Differences between intrinsic and acquired nucleoside analogue resistance in acute myeloid leukaemia cells.

Publication Type:

Journal Article


J Exp Clin Cancer Res, Volume 40, Issue 1, p.317 (2021)


<p><b>BACKGROUND: </b>SAMHD1 mediates resistance to anti-cancer nucleoside analogues, including cytarabine, decitabine, and nelarabine that are commonly used for the treatment of leukaemia, through cleavage of their triphosphorylated forms. Hence, SAMHD1 inhibitors are promising candidates for the sensitisation of leukaemia cells to nucleoside analogue-based therapy. Here, we investigated the effects of the cytosine analogue CNDAC, which has been proposed to be a SAMHD1 inhibitor, in the context of SAMHD1.</p><p><b>METHODS: </b>CNDAC was tested in 13 acute myeloid leukaemia (AML) cell lines, in 26 acute lymphoblastic leukaemia (ALL) cell lines, ten AML sublines adapted to various antileukaemic drugs, 24 single cell-derived clonal AML sublines, and primary leukaemic blasts from 24 AML patients. Moreover, 24 CNDAC-resistant sublines of the AML cell lines HL-60 and PL-21 were established. The SAMHD1 gene was disrupted using CRISPR/Cas9 and SAMHD1 depleted using RNAi, and the viral Vpx protein. Forced DCK expression was achieved by lentiviral transduction. SAMHD1 promoter methylation was determined by PCR after treatment of genomic DNA with the methylation-sensitive HpaII endonuclease. Nucleoside (analogue) triphosphate levels were determined by LC-MS/MS. CNDAC interaction with SAMHD1 was analysed by an enzymatic assay and by crystallisation.</p><p><b>RESULTS: </b>Although the cytosine analogue CNDAC was anticipated to inhibit SAMHD1, SAMHD1 mediated intrinsic CNDAC resistance in leukaemia cells. Accordingly, SAMHD1 depletion increased CNDAC triphosphate (CNDAC-TP) levels and CNDAC toxicity.
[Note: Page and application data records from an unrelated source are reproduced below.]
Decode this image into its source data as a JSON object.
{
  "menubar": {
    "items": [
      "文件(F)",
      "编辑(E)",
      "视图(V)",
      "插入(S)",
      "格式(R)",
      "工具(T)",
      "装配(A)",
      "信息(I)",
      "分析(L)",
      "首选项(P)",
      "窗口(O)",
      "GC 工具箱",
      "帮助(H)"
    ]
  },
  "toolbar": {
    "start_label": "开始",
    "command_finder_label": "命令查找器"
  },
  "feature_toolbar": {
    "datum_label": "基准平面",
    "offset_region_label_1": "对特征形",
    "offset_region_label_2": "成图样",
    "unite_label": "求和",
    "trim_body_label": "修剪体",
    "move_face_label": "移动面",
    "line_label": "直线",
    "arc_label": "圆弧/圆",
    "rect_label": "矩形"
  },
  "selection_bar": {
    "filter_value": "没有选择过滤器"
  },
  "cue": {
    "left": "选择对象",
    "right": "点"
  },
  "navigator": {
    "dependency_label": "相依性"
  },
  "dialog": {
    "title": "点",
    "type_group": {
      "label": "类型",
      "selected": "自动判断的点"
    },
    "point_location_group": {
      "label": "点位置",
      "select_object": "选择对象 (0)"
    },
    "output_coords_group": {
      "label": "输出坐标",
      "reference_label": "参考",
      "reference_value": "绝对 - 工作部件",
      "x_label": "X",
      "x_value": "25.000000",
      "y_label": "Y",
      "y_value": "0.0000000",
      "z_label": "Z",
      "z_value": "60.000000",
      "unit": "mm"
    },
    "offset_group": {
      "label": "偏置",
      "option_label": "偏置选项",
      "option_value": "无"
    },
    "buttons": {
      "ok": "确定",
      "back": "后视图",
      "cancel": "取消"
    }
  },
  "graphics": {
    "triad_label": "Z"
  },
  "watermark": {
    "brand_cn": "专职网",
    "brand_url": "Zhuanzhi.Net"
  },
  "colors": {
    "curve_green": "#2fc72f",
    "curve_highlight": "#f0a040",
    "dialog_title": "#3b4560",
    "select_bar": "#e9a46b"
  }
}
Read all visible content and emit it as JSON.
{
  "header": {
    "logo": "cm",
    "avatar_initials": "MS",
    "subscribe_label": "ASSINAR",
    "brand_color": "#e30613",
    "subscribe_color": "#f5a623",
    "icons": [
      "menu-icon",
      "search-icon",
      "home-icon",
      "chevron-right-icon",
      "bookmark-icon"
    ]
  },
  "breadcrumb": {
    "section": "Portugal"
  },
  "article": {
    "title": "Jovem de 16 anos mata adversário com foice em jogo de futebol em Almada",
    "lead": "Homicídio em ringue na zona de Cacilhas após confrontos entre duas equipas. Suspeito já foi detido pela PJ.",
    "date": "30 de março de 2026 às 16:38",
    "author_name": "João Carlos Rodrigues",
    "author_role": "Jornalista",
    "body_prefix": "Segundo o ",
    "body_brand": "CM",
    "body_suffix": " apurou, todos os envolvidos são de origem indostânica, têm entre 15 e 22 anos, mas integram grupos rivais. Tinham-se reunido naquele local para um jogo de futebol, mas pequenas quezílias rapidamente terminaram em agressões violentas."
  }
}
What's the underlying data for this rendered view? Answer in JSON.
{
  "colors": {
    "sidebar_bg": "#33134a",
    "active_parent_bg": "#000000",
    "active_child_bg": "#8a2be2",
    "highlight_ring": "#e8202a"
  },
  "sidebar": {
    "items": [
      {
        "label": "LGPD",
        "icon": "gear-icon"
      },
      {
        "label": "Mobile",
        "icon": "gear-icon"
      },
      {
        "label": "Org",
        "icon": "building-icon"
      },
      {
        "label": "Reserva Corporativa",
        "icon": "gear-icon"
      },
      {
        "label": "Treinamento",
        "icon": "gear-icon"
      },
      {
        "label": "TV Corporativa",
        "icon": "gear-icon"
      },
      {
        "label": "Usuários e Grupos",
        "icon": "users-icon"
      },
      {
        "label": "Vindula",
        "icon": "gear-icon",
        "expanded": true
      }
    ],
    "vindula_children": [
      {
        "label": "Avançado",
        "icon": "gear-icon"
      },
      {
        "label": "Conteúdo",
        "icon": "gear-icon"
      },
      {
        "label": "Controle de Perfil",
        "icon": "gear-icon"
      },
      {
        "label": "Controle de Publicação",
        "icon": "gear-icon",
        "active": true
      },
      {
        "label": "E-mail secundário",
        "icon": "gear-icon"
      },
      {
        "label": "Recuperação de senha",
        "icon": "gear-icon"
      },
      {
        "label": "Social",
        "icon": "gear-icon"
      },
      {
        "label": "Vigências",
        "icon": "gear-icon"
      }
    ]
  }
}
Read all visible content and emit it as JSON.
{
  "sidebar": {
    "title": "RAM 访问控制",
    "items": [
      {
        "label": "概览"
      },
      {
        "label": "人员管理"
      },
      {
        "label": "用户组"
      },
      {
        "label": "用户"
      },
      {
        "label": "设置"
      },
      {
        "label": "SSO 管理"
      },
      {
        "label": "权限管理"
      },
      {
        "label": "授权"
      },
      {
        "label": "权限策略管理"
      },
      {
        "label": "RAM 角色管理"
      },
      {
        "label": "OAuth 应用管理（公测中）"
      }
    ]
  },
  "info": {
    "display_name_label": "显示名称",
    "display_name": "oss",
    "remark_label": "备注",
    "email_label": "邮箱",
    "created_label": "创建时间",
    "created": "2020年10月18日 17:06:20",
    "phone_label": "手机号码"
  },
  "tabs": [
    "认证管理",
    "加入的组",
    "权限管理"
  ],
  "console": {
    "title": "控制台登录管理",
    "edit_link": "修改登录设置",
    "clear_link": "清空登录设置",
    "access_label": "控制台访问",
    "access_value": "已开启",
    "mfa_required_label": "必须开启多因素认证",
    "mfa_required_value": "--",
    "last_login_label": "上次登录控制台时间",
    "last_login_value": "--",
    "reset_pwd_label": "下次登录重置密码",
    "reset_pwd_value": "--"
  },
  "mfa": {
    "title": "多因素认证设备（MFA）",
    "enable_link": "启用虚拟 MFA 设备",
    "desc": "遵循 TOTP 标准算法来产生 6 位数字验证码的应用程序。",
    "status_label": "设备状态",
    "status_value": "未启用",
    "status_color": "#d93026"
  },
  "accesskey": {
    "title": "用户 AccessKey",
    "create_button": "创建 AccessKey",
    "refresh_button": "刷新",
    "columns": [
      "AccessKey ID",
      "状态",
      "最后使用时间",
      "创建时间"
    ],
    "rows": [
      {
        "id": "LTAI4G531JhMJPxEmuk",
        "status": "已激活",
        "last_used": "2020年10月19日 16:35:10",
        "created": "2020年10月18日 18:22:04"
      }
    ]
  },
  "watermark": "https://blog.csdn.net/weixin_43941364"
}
Enzymatic assays and crystallisation studies confirmed CNDAC-TP to be a SAMHD1 substrate. In 24 CNDAC-adapted acute myeloid leukaemia (AML) sublines, resistance was driven by DCK (catalyses initial nucleoside phosphorylation) loss. CNDAC-adapted sublines displayed cross-resistance only to other DCK substrates (e.g. cytarabine, decitabine). Cell lines adapted to drugs not affected by DCK or SAMHD1 remained CNDAC sensitive. In cytarabine-adapted AML cells, increased SAMHD1 and reduced DCK levels contributed to cytarabine and CNDAC resistance.</p><p><b>CONCLUSION: </b>Intrinsic and acquired resistance to CNDAC and related nucleoside analogues are driven by different mechanisms. The lack of cross-resistance between SAMHD1/ DCK substrates and non-substrates provides scope for next-line therapies after treatment failure.</p>